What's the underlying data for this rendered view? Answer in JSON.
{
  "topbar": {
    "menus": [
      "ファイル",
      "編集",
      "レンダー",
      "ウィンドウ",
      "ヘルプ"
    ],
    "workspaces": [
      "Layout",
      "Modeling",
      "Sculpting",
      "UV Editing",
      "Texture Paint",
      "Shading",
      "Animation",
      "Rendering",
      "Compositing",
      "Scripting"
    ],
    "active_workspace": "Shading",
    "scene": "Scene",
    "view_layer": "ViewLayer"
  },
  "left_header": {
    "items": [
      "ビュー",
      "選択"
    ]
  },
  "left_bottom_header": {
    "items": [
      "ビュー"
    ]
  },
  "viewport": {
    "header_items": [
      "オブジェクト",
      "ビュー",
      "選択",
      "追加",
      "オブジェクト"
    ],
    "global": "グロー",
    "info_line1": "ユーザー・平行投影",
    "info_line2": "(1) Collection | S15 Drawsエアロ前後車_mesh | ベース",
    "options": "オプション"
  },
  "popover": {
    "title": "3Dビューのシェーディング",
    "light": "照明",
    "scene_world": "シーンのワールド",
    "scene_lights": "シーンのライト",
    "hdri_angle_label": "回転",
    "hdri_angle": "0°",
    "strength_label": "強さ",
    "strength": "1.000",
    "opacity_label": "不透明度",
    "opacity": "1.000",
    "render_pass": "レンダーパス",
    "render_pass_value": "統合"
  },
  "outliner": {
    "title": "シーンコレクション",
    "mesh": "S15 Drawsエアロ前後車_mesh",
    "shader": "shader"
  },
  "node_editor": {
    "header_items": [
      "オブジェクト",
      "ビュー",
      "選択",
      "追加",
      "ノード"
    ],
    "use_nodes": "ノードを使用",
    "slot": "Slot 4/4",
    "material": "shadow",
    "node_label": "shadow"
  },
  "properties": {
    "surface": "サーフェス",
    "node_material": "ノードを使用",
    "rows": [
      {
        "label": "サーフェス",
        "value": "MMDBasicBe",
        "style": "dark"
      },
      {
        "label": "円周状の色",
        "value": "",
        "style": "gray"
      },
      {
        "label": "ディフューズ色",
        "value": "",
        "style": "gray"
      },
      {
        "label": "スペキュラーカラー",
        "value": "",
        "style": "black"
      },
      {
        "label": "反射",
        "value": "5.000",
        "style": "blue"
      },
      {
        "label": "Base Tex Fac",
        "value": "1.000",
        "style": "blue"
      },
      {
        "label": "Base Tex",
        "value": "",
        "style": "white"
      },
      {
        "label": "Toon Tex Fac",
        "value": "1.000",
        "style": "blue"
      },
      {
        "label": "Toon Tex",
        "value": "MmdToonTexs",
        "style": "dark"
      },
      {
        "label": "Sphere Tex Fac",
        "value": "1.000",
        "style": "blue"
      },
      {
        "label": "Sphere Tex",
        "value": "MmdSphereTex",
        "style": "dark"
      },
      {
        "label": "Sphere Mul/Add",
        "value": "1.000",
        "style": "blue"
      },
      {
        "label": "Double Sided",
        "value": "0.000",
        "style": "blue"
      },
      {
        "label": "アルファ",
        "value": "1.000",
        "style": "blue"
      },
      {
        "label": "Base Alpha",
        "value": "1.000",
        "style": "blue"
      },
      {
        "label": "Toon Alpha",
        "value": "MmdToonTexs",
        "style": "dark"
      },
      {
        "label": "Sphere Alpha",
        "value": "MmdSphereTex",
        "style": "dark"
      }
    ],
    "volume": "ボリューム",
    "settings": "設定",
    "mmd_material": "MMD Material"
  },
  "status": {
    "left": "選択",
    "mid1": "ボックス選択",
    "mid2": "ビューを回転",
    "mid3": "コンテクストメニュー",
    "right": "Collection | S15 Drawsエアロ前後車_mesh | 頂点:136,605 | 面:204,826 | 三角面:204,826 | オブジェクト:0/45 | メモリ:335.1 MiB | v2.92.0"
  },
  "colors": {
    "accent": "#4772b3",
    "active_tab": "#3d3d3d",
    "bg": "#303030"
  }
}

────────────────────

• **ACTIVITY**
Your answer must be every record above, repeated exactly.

• **RESULT FOR THIS EXERCISE**
What's the underlying data for this rendered view? Answer in JSON.
{
  "topbar": {
    "menus": [
      "ファイル",
      "編集",
      "レンダー",
      "ウィンドウ",
      "ヘルプ"
    ],
    "workspaces": [
      "Layout",
      "Modeling",
      "Sculpting",
      "UV Editing",
      "Texture Paint",
      "Shading",
      "Animation",
      "Rendering",
      "Compositing",
      "Scripting"
    ],
    "active_workspace": "Shading",
    "scene": "Scene",
    "view_layer": "ViewLayer"
  },
  "left_header": {
    "items": [
      "ビュー",
      "選択"
    ]
  },
  "left_bottom_header": {
    "items": [
      "ビュー"
    ]
  },
  "viewport": {
    "header_items": [
      "オブジェクト",
      "ビュー",
      "選択",
      "追加",
      "オブジェクト"
    ],
    "global": "グロー",
    "info_line1": "ユーザー・平行投影",
    "info_line2": "(1) Collection | S15 Drawsエアロ前後車_mesh | ベース",
    "options": "オプション"
  },
  "popover": {
    "title": "3Dビューのシェーディング",
    "light": "照明",
    "scene_world": "シーンのワールド",
    "scene_lights": "シーンのライト",
    "hdri_angle_label": "回転",
    "hdri_angle": "0°",
    "strength_label": "強さ",
    "strength": "1.000",
    "opacity_label": "不透明度",
    "opacity": "1.000",
    "render_pass": "レンダーパス",
    "render_pass_value": "統合"
  },
  "outliner": {
    "title": "シーンコレクション",
    "mesh": "S15 Drawsエアロ前後車_mesh",
    "shader": "shader"
  },
  "node_editor": {
    "header_items": [
      "オブジェクト",
      "ビュー",
      "選択",
      "追加",
      "ノード"
    ],
    "use_nodes": "ノードを使用",
    "slot": "Slot 4/4",
    "material": "shadow",
    "node_label": "shadow"
  },
  "properties": {
    "surface": "サーフェス",
    "node_material": "ノードを使用",
    "rows": [
      {
        "label": "サーフェス",
        "value": "MMDBasicBe",
        "style": "dark"
      },
      {
        "label": "円周状の色",
        "value": "",
        "style": "gray"
      },
      {
        "label": "ディフューズ色",
        "value": "",
        "style": "gray"
      },
      {
        "label": "スペキュラーカラー",
        "value": "",
        "style": "black"
      },
      {
        "label": "反射",
        "value": "5.000",
        "style": "blue"
      },
      {
        "label": "Base Tex Fac",
        "value": "1.000",
        "style": "blue"
      },
      {
        "label": "Base Tex",
        "value": "",
        "style": "white"
      },
      {
        "label": "Toon Tex Fac",
        "value": "1.000",
        "style": "blue"
      },
      {
        "label": "Toon Tex",
        "value": "MmdToonTexs",
        "style": "dark"
      },
      {
        "label": "Sphere Tex Fac",
        "value": "1.000",
        "style": "blue"
      },
      {
        "label": "Sphere Tex",
        "value": "MmdSphereTex",
        "style": "dark"
      },
      {
        "label": "Sphere Mul/Add",
        "value": "1.000",
        "style": "blue"
      },
      {
        "label": "Double Sided",
        "value": "0.000",
        "style": "blue"
      },
      {
        "label": "アルファ",
        "value": "1.000",
        "style": "blue"
      },
      {
        "label": "Base Alpha",
        "value": "1.000",
        "style": "blue"
      },
      {
        "label": "Toon Alpha",
        "value": "MmdToonTexs",
        "style": "dark"
      },
      {
        "label": "Sphere Alpha",
        "value": "MmdSphereTex",
        "style": "dark"
      }
    ],
    "volume": "ボリューム",
    "settings": "設定",
    "mmd_material": "MMD Material"
  },
  "status": {
    "left": "選択",
    "mid1": "ボックス選択",
    "mid2": "ビューを回転",
    "mid3": "コンテクストメニュー",
    "right": "Collection | S15 Drawsエアロ前後車_mesh | 頂点:136,605 | 面:204,826 | 三角面:204,826 | オブジェクト:0/45 | メモリ:335.1 MiB | v2.92.0"
  },
  "colors": {
    "accent": "#4772b3",
    "active_tab": "#3d3d3d",
    "bg": "#303030"
  }
}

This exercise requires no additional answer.